On February 15, 2019, around 50 pregnant and reproductive-age women in the Yangon suburb of South Dagon, Myanmar, gathered to learn about the hepatitis B virus (HBV), including the nature of HBV, transmission pathways, treatment options and prevention. This health education session was part of a pilot study, led by Community Partners International (CPI) in collaboration with the Myanmar Liver Foundation (MLF) and the B. K. Kee Foundation, to develop a workable and effective community-based model to prevent mother-to-child transmission of HBV in low-income peri-urban communities in Myanmar.
Shomshida lives in the world’s largest and most densely populated refugee camp, Kutupalong, in Cox’s Bazar, Bangladesh. Kutupalong is currently home to more than 600,000 Rohingya refugees from Rakhine State. Myanmar.

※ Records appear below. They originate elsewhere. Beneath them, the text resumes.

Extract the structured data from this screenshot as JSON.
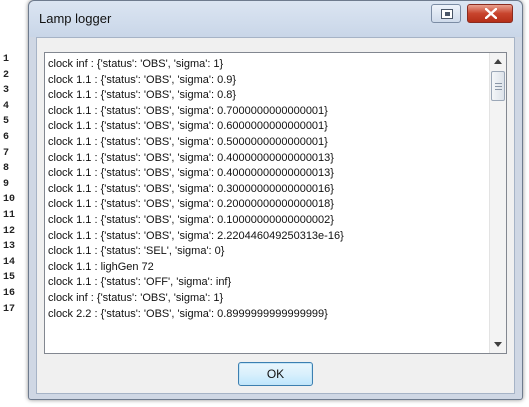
{
  "window": {
    "title": "Lamp logger",
    "ok_label": "OK"
  },
  "line_numbers": [
    "1",
    "2",
    "3",
    "4",
    "5",
    "6",
    "7",
    "8",
    "9",
    "10",
    "11",
    "12",
    "13",
    "14",
    "15",
    "16",
    "17"
  ],
  "log": [
    "clock inf : {'status': 'OBS', 'sigma': 1}",
    "clock 1.1 : {'status': 'OBS', 'sigma': 0.9}",
    "clock 1.1 : {'status': 'OBS', 'sigma': 0.8}",
    "clock 1.1 : {'status': 'OBS', 'sigma': 0.7000000000000001}",
    "clock 1.1 : {'status': 'OBS', 'sigma': 0.6000000000000001}",
    "clock 1.1 : {'status': 'OBS', 'sigma': 0.5000000000000001}",
    "clock 1.1 : {'status': 'OBS', 'sigma': 0.40000000000000013}",
    "clock 1.1 : {'status': 'OBS', 'sigma': 0.40000000000000013}",
    "clock 1.1 : {'status': 'OBS', 'sigma': 0.30000000000000016}",
    "clock 1.1 : {'status': 'OBS', 'sigma': 0.20000000000000018}",
    "clock 1.1 : {'status': 'OBS', 'sigma': 0.10000000000000002}",
    "clock 1.1 : {'status': 'OBS', 'sigma': 2.220446049250313e-16}",
    "clock 1.1 : {'status': 'SEL', 'sigma': 0}",
    "clock 1.1 : lighGen 72",
    "clock 1.1 : {'status': 'OFF', 'sigma': inf}",
    "clock inf : {'status': 'OBS', 'sigma': 1}",
    "clock 2.2 : {'status': 'OBS', 'sigma': 0.8999999999999999}"
  ],
  "icons": {
    "restore": "restore-icon",
    "close": "close-icon",
    "scroll_up": "scroll-up-arrow-icon",
    "scroll_down": "scroll-down-arrow-icon"
  },
  "colors": {
    "close_button": "#c8442d",
    "ok_border": "#3c7fb1",
    "window_frame": "#cfd7e4"
  }
}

She shares her small shelter, a rickety structure of bamboo and tarpaulin, with her husband and two-year old son. In late August 2017, she fled the violence in Rakhine State with her extended family. They walked for 15 days through jungle and across rivers, eventually reaching the border and crossing into Bangladesh. Her elderly father was unable to walk so they carried him throughout the arduous journey.
Despite significant progress in recent years, Myanmar continues to face many challenges to ensure that children thrive. Community Partners International (CPI) is supporting a cooperative initiative between the Government of Myanmar and the Karen Ethnic Health Organizations Consortium to use cash transfers to boost the health of children in the first 1,000 days of life in contested areas of Kayin (Karen) State.
In Myanmar, an estimated 116,800 babies are born premature (before 37 completed weeks of gestation) each year. Among children under five, 21% of deaths are attributed to premature birth complications. A growing body of evidence suggests that kangaroo mother care (KMC), where mothers hold premature babies skin-to-skin to prevent hypothermia and support early breastfeeding, is one of several key ways to help premature babies survive and thrive.
In August 2017, Shofika fled violence in Rakhine State, Myanmar, and crossed the border into Bangladesh with her husband and three children, ages six, four and two. She sought shelter in the Kutupalong Expansion Site refugee camp in Cox's Bazar, Bangladesh, that houses more than 600,000 Rohingya refugees. It is currently the world’s largest refugee camp. In early 2018, Shofika became pregnant with her fourth child.
On August 9 and 11, 2018, Community Partners International (CPI) distributed Dignity Kits to 500 women of reproductive age, including pregnant women and adolescent girls, affected by ongoing flooding in Kayin State, Myanmar. The Dignity Kits contain a range of items to support female hygiene and protect the health and safety of women facing displacement and other challenges due to the floods. These include a sarong, a bra, underwear, sanitary pads, a blanket, soap, laundry detergent, a toothbrush and toothpaste.
In late May, and early June, 2018, health worker teams from the Karen Department of Health and Welfare (KDHW) embarked on a fourth round of vaccinations for babies, young children and pregnant women in contested and conflict-affected areas of Kayin State, Myanmar. These communities are remote and hard to reach, accessible only along dirt tracks through mountainous and densely forested terrain that become virtually impassable during the monsoon season. This is the story of one team’s journey to provide lifesaving vaccinations to three villages in Kyainseikgyi township.
On January 19, 2018, 30 active and skilled members of the Rohingya refugee community in Cox’s Bazar, Bangladesh, completed a five-day training course to help prepare them to become Community Health Volunteers. The course was supported and facilitated by Community Partners International (CPI) in association with our community partner Prottyashi, with training participants from Prottyashi and PULSE Bangladesh.